Get Over it – New Workforce “Rules”
Are we over it yet? Half of the workers in your organizations will be under 30 and by 2025, everyone under 25 will be a digital native. They grew up with all things tech. Innovation inside our companies will come from the digital natives. So, why are we hanging on to old structures and ways of thinking about work? Do we have leaders who just don't see this coming or chose to stick to models they grew up in?
It was great to see an LA Business Journal article last week about nontraditional work in LA. There is an astounding number of workers who are self employed and data shows it is one in five or upward of one million people in this county. They work in non-traditional jobs and are part of the underground cash economy. They rule and love the entrepreneurial life.
There is a concentration in entertainment and creative however, this trend is spilling over into other sectors. We are about 50% higher with number of self employed compared to other states in the country. We are on a "fast - forward" when it comes to contingent workers, says, Manuel Pastor, professor of sociology and American studies at USC.
Remember our story about the creative economy that Otis College of Art and Design created? Their 2015 report spoke about 166,000 non-employee arrangements and now we see that number increasing rapidly. The government agencies will eventually have to deal with this new reality. It is not going away anytime soon.
Great talent is all over this -they don't need the structures of legacy systems. They want to work in collaborative networks where skills matter. Our clients are willing to pay for the skills they need, however, they are still hanging on to old models. Now, we just need our Hiring Managers to get over it and think more about work, the plan to get things done, how to use technology and ensure that everyone understands the respected cultures in their network. I know that is not easy.
What are the skills that will allow us to let go of controls that used to work but don't now?
Empathy - what do you want for the future and ask your workers what they value.
Anticipate Future - get the big picture and translate that into quarterly deliverables and ideal resources with options.
Match Maker - willing to look at the match up of resource and need in a variety of scenarios and factor in the cost of speedy or slow solution.

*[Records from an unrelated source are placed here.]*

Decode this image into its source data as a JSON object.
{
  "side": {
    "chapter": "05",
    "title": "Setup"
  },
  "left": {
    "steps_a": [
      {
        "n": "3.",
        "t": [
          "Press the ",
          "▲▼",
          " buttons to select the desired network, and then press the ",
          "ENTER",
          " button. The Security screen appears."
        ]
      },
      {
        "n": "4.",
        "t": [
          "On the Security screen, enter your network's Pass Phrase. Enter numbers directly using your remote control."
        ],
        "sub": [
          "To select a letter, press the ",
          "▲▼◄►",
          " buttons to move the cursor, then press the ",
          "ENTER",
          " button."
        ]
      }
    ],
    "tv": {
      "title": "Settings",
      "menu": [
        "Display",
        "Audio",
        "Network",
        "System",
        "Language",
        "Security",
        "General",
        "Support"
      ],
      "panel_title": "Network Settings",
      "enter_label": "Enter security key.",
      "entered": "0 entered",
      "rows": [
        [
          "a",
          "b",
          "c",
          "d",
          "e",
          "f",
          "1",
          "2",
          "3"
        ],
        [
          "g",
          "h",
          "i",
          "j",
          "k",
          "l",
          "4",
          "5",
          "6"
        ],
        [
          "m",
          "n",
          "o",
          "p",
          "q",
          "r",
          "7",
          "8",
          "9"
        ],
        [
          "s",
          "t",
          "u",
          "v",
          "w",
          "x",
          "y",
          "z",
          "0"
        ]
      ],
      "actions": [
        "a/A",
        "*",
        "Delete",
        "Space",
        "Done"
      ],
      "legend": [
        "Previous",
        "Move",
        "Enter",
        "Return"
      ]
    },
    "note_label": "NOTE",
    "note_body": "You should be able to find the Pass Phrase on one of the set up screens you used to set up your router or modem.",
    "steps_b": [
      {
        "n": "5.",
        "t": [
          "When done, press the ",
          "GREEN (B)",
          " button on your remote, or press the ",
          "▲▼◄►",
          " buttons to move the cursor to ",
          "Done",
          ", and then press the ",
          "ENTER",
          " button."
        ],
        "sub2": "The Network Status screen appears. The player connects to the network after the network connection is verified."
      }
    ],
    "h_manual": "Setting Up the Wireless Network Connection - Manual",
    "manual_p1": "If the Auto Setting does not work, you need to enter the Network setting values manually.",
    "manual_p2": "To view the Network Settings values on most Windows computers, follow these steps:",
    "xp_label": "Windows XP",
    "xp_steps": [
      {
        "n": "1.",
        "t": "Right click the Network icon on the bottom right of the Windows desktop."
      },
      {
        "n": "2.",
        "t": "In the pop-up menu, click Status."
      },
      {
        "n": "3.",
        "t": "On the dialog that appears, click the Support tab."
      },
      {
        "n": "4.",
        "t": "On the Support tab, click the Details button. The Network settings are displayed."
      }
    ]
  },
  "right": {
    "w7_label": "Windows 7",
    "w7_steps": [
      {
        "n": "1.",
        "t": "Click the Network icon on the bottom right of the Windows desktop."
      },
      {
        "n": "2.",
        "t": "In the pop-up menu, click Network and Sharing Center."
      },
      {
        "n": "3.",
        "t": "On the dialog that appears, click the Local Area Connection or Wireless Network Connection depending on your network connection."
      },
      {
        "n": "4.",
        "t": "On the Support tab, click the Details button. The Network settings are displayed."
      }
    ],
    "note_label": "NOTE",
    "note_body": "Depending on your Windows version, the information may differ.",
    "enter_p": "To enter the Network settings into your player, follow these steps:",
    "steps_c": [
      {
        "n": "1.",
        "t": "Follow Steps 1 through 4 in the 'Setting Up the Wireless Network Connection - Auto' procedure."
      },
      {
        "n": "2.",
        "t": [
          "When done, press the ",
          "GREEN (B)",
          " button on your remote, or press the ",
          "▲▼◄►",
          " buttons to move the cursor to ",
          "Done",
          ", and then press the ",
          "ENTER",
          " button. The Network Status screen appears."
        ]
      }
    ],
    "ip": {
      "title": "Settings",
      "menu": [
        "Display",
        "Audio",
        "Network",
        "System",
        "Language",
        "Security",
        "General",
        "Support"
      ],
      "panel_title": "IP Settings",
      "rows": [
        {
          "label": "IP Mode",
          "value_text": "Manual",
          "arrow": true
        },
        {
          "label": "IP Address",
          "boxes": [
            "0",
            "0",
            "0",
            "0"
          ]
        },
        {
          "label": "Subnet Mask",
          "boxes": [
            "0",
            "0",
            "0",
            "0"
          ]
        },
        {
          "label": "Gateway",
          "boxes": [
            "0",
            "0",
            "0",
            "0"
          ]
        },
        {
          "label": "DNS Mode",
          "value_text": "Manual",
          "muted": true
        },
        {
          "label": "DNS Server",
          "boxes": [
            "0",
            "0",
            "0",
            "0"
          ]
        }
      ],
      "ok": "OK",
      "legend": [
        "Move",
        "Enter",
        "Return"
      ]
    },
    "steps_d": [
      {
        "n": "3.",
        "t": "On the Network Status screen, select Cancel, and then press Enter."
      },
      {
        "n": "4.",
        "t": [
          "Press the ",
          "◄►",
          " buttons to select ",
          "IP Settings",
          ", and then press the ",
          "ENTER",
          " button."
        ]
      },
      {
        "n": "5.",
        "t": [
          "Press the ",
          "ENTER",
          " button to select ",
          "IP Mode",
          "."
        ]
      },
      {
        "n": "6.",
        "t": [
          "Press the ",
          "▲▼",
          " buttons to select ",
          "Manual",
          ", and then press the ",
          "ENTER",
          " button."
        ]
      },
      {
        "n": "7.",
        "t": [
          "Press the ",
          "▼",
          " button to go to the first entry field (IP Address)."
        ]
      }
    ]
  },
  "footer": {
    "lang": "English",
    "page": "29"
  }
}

Piloting ideas - be okay with trying out an idea or new work arrangement. Tell others you are testing out feasibility and criteria for success.
Let's open up the conversations so that we can get over it and move forward.